▶ What to work on: The expected reply is all of the data, returned exactly.

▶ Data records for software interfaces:

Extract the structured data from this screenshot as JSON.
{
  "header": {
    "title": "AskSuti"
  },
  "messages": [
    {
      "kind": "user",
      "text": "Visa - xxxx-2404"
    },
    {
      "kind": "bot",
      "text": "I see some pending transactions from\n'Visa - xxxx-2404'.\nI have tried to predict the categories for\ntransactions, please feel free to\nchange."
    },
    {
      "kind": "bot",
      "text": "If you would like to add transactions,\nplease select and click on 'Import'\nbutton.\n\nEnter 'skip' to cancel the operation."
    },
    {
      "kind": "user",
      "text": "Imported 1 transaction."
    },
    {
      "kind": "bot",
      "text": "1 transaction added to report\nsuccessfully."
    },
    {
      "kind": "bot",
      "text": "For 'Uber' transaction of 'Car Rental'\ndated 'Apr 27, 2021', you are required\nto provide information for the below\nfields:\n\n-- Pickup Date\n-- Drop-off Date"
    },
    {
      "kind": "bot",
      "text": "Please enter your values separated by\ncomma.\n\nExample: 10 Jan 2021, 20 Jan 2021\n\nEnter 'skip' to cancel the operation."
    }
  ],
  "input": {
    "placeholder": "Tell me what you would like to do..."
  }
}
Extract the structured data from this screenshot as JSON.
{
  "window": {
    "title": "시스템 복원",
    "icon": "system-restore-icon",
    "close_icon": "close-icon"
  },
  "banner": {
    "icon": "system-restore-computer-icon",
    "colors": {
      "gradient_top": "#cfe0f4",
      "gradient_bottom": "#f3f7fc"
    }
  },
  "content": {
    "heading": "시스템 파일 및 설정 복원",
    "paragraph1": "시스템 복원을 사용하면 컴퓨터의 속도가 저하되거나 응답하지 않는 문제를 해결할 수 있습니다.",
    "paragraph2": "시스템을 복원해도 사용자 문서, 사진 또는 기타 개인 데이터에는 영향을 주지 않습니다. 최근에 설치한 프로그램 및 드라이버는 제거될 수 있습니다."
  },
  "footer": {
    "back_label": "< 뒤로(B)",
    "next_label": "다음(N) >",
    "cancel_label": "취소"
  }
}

▶ Response area:
Extract the structured data from this screenshot as JSON.
{
  "header": {
    "title": "AskSuti"
  },
  "messages": [
    {
      "kind": "user",
      "text": "Visa - xxxx-2404"
    },
    {
      "kind": "bot",
      "text": "I see some pending transactions from\n'Visa - xxxx-2404'.\nI have tried to predict the categories for\ntransactions, please feel free to\nchange."
    },
    {
      "kind": "bot",
      "text": "If you would like to add transactions,\nplease select and click on 'Import'\nbutton.\n\nEnter 'skip' to cancel the operation."
    },
    {
      "kind": "user",
      "text": "Imported 1 transaction."
    },
    {
      "kind": "bot",
      "text": "1 transaction added to report\nsuccessfully."
    },
    {
      "kind": "bot",
      "text": "For 'Uber' transaction of 'Car Rental'\ndated 'Apr 27, 2021', you are required\nto provide information for the below\nfields:\n\n-- Pickup Date\n-- Drop-off Date"
    },
    {
      "kind": "bot",
      "text": "Please enter your values separated by\ncomma.\n\nExample: 10 Jan 2021, 20 Jan 2021\n\nEnter 'skip' to cancel the operation."
    }
  ],
  "input": {
    "placeholder": "Tell me what you would like to do..."
  }
}
Extract the structured data from this screenshot as JSON.
{
  "window": {
    "title": "시스템 복원",
    "icon": "system-restore-icon",
    "close_icon": "close-icon"
  },
  "banner": {
    "icon": "system-restore-computer-icon",
    "colors": {
      "gradient_top": "#cfe0f4",
      "gradient_bottom": "#f3f7fc"
    }
  },
  "content": {
    "heading": "시스템 파일 및 설정 복원",
    "paragraph1": "시스템 복원을 사용하면 컴퓨터의 속도가 저하되거나 응답하지 않는 문제를 해결할 수 있습니다.",
    "paragraph2": "시스템을 복원해도 사용자 문서, 사진 또는 기타 개인 데이터에는 영향을 주지 않습니다. 최근에 설치한 프로그램 및 드라이버는 제거될 수 있습니다."
  },
  "footer": {
    "back_label": "< 뒤로(B)",
    "next_label": "다음(N) >",
    "cancel_label": "취소"
  }
}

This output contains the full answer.